Genre: Documentary, Drama

Actor: Cherrie Mae Bretana, Hazel Perdido, Leo Selomenio, Mylyn Jacobo, Rudelyn Acosta

Director: Baby Ruth Villarama

Rating: 0

Hassan Fazili and Nargis Fazili are two filmmakers who, faced with death threats, escape their home in Afghanistan and start a journey to Europe that millions of others have taken over the past few years. But unlike most others, the Fazilis filmed everything on their way.

The result is not only a portrayal of the dangers they go through but it's also about less obvious and possibly more common aspects of the refugee experience. It's about the wait in refugee centers (that can last many years), the anticipation and also what it means to do all of this with children. Because watch out for the little Fazilis, who travel with their parents, for they will steal your heart.

Genre: Documentary

Director: Hassan Fazili

Rating: Not Rated

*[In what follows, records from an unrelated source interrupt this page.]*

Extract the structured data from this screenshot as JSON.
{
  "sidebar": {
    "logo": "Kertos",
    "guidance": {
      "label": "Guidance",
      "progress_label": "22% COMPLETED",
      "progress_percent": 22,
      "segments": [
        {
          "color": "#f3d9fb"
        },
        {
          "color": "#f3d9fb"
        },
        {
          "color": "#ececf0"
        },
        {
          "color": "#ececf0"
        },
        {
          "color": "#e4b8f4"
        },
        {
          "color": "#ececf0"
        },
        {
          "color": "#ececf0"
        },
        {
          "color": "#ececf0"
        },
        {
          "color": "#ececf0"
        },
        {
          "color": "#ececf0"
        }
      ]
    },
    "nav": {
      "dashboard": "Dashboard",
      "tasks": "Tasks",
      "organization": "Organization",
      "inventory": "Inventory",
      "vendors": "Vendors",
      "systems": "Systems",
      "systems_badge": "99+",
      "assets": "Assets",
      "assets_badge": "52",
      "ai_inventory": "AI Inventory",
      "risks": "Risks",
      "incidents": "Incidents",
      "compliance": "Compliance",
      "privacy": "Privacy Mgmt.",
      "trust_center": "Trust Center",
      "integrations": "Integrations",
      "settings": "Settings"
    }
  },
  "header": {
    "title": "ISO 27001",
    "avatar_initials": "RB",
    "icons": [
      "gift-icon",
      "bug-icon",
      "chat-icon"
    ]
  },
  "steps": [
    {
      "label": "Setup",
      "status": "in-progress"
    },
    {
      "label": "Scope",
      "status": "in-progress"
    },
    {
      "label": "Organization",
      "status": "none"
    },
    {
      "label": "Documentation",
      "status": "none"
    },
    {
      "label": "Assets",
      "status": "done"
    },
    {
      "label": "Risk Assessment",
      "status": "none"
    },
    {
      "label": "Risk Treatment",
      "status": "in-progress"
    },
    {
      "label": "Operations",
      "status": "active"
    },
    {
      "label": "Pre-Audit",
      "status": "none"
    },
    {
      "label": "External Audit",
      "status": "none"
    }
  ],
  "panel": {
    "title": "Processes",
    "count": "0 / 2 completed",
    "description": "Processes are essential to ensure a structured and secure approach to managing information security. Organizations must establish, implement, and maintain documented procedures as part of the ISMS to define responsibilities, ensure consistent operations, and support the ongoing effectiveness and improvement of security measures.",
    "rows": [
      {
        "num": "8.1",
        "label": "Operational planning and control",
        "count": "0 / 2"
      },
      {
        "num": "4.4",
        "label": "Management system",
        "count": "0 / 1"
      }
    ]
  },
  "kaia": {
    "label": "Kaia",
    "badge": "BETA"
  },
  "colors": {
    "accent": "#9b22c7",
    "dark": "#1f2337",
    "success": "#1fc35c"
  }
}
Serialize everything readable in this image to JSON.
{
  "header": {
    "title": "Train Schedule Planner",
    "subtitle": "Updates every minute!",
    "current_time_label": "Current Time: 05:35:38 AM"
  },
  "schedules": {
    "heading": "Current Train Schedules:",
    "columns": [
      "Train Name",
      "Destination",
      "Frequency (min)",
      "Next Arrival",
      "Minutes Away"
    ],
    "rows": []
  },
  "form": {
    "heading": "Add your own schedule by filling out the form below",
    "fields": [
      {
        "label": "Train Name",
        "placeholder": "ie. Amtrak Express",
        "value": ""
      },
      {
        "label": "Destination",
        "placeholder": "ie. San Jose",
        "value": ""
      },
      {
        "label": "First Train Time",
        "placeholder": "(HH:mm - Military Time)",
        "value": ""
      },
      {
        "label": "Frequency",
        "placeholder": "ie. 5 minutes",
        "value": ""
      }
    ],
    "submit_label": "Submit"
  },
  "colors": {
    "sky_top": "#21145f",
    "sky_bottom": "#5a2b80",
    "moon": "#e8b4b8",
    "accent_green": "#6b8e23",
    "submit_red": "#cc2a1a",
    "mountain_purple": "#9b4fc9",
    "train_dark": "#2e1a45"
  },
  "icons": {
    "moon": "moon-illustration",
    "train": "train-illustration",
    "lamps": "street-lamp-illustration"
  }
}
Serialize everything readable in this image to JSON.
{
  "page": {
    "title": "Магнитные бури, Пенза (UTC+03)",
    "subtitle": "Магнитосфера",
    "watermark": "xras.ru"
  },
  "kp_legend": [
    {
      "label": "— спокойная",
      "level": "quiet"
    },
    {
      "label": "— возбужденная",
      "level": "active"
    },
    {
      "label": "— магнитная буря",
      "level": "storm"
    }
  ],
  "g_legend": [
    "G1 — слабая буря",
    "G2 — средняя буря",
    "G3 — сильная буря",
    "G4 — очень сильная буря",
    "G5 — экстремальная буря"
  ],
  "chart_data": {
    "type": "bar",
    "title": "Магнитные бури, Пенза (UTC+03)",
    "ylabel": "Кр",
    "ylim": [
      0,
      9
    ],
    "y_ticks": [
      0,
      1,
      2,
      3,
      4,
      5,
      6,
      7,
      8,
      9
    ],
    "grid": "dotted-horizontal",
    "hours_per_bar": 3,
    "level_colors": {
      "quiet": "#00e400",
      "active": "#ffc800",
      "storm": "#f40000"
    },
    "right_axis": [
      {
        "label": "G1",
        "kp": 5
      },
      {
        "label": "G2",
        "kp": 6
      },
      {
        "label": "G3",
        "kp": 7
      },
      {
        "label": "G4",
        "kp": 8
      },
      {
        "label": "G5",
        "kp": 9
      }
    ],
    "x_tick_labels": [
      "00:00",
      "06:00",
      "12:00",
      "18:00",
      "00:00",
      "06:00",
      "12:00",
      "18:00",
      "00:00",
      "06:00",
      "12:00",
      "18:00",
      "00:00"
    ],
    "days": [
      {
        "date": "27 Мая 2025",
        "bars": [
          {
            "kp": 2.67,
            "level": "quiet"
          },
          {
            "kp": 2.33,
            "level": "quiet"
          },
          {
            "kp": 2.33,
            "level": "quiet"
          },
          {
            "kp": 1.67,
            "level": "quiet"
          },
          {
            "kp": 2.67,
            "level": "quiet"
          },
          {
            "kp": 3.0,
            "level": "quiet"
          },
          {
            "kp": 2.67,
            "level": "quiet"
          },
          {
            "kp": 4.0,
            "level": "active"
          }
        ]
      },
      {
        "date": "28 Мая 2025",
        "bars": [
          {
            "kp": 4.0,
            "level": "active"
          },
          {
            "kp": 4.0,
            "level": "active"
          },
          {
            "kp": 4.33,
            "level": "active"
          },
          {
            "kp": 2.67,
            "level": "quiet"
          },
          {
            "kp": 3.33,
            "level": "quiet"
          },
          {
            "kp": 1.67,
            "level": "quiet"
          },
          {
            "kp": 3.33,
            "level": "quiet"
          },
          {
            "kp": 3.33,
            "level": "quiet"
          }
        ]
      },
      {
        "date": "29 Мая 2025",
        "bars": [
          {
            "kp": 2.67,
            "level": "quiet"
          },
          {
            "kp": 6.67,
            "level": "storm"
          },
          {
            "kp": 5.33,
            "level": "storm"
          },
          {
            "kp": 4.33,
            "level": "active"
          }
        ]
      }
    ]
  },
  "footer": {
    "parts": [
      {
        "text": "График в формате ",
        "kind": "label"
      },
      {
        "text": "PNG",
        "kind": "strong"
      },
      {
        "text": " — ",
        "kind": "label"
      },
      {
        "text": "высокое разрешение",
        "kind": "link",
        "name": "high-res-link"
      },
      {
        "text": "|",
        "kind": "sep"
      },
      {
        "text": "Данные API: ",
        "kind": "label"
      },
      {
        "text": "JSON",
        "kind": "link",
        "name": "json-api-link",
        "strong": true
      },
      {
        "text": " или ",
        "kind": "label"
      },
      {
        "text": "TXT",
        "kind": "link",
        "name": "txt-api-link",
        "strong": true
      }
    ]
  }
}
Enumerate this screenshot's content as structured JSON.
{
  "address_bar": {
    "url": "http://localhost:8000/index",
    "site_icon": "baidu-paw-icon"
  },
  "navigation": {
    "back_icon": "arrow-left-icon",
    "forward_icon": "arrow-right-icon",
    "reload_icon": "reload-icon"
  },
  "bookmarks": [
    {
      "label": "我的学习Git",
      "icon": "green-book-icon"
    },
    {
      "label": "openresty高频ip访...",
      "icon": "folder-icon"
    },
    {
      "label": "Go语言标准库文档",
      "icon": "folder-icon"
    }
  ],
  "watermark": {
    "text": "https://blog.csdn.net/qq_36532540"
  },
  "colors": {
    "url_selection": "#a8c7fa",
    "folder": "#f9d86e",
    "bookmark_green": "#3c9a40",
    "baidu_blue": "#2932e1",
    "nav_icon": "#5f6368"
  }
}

A first feature by stuntman-turned-director Andy Armstrong, Squealer is supposedly based on real events that shook Canada in the 1990s. Robert Pickton or the Pig Farmer Killer was perhaps the inspiration for the eponymous Squealer in the 2023 film; the physical resemblance is uncanny. Extraordinarily cruel serial killers make good gore material and we love to see it, but the problem is that the audience today wants something new and fresher. Texas Chainsaw Massacre is a classic, but it's hard to make a film as misogynistic and hit the same charge as it used to. In Squealer, it is only female bodies that are shown dismembered, cut open, sliced, and diced; for men, all this happens off screen. This is only one example of how the film reiterates some of its onerous tropes, without really updating them. It's not exactly good taste to hammer bits of comedy in the dialogue too, as it feels  disconcerting amidst the rivers of blood and cruelty. 

 

Genre: Horror, Thriller

Actor: Danielle Burgio, Graham Greene, Holly Kaplan, Katherine Moennig, Ramona DuBarry, Rebecca Knox, Ronnie Gene Blevins, Sydney Carvill, Theo Rossi, Tyrese Gibson, Wes Chatham

Director: Andy Armstrong

Rating: R

“There is no ethical consumption under capitalism,” a famous socialist belief goes, but like many activists, Jo is trying to curb that. She marries her two conflicting passions, coffee and the environment, by establishing a vegan cafe that only serves plant-based drinks. If a customer so much as mentions dairy, they're humiliated before being kicked out of the place. It’s both impressively assertive and gratingly obnoxious, which is something you could also say about the tone the entire film strikes. It’s well-meaning in its attempt to shed light on the ongoing climate crisis, but rather tone-deaf in trying to place the blame on everyday consumers rather than large-scale corporations. The editing choices, while meant to be cheeky, also go overboard with the cuts and colors, making it more annoying than anything else. Which is a shame, because apart from a noble cause, Coffee Wars also has a funny script and engaging performances going for it. It also gives us an insightful look into the highly competitive coffee tournaments being staged around the world. If only Coffee Wars let things brew for longer, maybe removed some elements and expanded others—specifically, dwell more on the contradiction of wanting to change a system while participating in it—then it would’ve been even more enjoyable and educational than it is. 

Genre: Comedy, Drama

Actor: Freddie Fox, Hugh Dennis, Jenny Rainsford, Jordan Stephens, Kate Nash, Lydia West, María Conchita Alonso, Owain Arthur, Ray Fearon, Rosie Cavaliero, Sally Phillips, Saoirse-Monica Jackson, Tobias Forrest, Toby Sebastian

Director: Randall Miller